These are outlaw acts. President Vladimir Putin periodically declares his intention to make Russia great again and pines for the “respect” that he laments was lost after the collapse of the Soviet Union. But such murderous hit squads operating on foreign soil are an insult to nations that uphold the rule of law and international norms. Mr. Putin, a veteran of the KGB, should be judged by actions, not words. This was state-sponsored thuggery, a swaggering hit job reminiscent of tactics of his old service, which once assisted in killing a Bulgarian dissident on a London street corner with a ricin pellet in the tip of an umbrella.
The nerve agent used, belonging to the Novichok class developed by the Soviet Union late in the Cold War, was characterized as 97 to 98 percent pure by the technical staff of the Organization for the Prohibition of Chemical Weapons. Britain should respond forcefully. Under Article 9 of the Chemical Weapons Convention — the treaty banning the use of such weapons, to which Russia is a signatory — Britain can lodge claims of noncompliance and eventually trigger a meeting of the nations that have signed and ratified the agreement. London should press ahead on all routes that will expose the Russian behavior and punish it, including the United Nations.
For its part, the Trump administration recently imposed sanctions required by a 1991 law limiting certain exports to state-controlled and -owned firms. A second round of even tougher punishments is envisioned in the law if there is no sign that Russia is in compliance. Judging by Moscow’s stonewalling, preparations for round two should proceed.
After Litvinenko died, Britain did not do enough to make sure it would not happen again.

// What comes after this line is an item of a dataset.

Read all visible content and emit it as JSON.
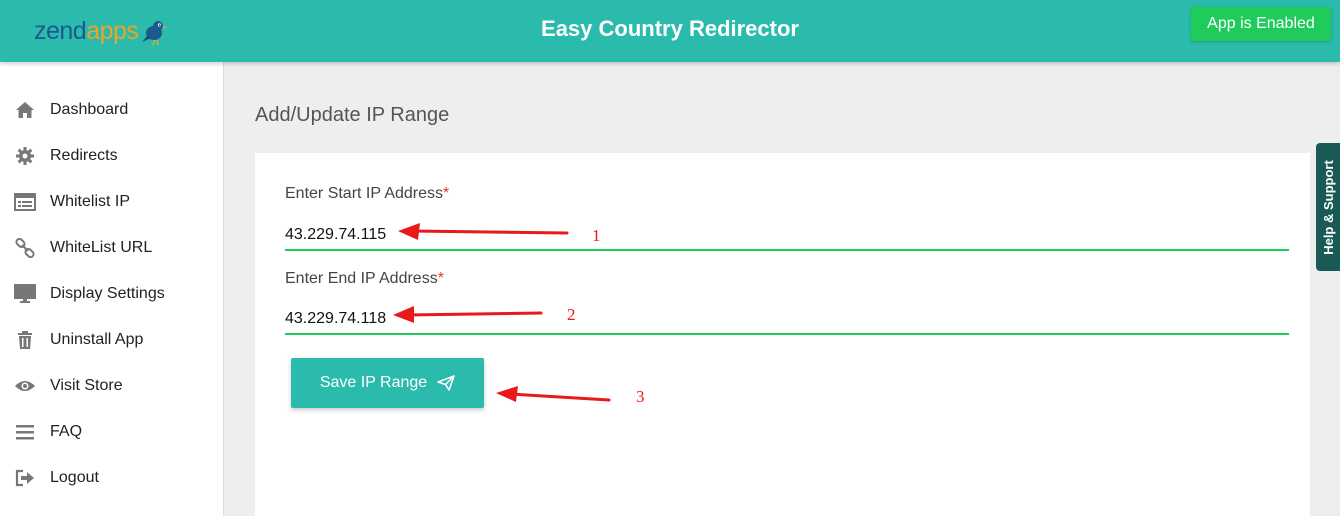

Now it has, and the response must measure up to this bald banditry.